What are two pensioners doing setting off into the sunset for a whole year in a tin box with only a bag of rice and several boxes of chopped tomatoes? Or is our tin car in fact a tin Canis Major?
Relax - our orbit will bring us back to base in about 6 months - starving no doubt..
If anyone wants to give us a nodding dog in a goldfish bowl as a dashboard mascot - please don't - but thanks for the thought!
Laika a mongrel bitch, was sent into orbit in Sputnik 2 on 03.11.1957. Laika means 'Barker'.She was also called Kudryavka - little Curly and dubbed Muttnik. See www.spacetoday.org

Saturday, 8 March 2008

John's mispent youth.


That is a calumny in all probility but it is said just to introduce a photo of John's backpack. Perhaps he will tell you about his first travels in Europe in his next rant - sorry - blog!

Travelling Genes







Setting off to travel round Europe after John's retirement seems ordinary in the 21st century but it set off a train of thought.



I remembered my grandmother, Emma Burton's epic Round the World trip on her retirement at 60 sometime in the late 1950's I think.
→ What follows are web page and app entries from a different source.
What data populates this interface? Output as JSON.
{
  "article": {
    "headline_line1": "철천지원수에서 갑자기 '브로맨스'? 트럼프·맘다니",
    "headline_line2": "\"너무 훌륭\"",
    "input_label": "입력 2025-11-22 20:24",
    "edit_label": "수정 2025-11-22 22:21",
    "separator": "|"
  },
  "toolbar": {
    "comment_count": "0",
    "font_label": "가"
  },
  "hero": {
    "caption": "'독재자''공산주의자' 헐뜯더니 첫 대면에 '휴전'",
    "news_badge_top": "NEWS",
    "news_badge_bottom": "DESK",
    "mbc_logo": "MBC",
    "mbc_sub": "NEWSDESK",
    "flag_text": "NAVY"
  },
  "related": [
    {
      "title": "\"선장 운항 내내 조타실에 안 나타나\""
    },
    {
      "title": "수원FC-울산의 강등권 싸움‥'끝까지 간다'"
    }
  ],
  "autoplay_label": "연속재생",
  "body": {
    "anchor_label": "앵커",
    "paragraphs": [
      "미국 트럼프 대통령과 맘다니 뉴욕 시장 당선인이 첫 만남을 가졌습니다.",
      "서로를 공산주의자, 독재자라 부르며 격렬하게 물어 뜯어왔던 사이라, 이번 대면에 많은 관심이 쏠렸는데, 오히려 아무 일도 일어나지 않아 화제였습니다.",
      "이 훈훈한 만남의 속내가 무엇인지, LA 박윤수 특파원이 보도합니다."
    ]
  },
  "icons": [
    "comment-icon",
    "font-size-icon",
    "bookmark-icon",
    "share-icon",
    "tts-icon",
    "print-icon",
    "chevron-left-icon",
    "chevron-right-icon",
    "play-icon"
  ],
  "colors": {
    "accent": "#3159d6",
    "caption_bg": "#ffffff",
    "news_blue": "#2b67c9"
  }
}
Emma was born to poor 1840 German immigrants to South Africa. My mother said they were of peasant stock. She had to leave school at 14 and spent most of her childhood barefoot outside her parents' trading store where they sold African green maize beer from a 44 gallon drum. By the time she was 60 she had been separated and widowed for about 20 years. She sold ladies gloves and haberdashery at Meikles Department Store in Fort Victoria, Rhodesia. (Now Masvingo, Zimbabwe) and saved up money to realise her dream of travelling around the world. To my shame I remember very little of her stories about the trip - I was at boarding school I believe. I know she visited the black Forest in Germany, crossed Canada on the Great Pacific Railway and sailed to Australia. The whole trip took her about 6 months and she made friends and continued to correspond with them for many years. Most of her travelling would have been boat and train I guess. I thought I would add this story to our blog so anyone in my family who knows about Emma's trip might be kind enough to tell me? I have added some pictures too. One of Emma's wedding to Benjamin Burton, one of her with her first two children, and one of her in her eighties I think. She was obviously a courageous woman.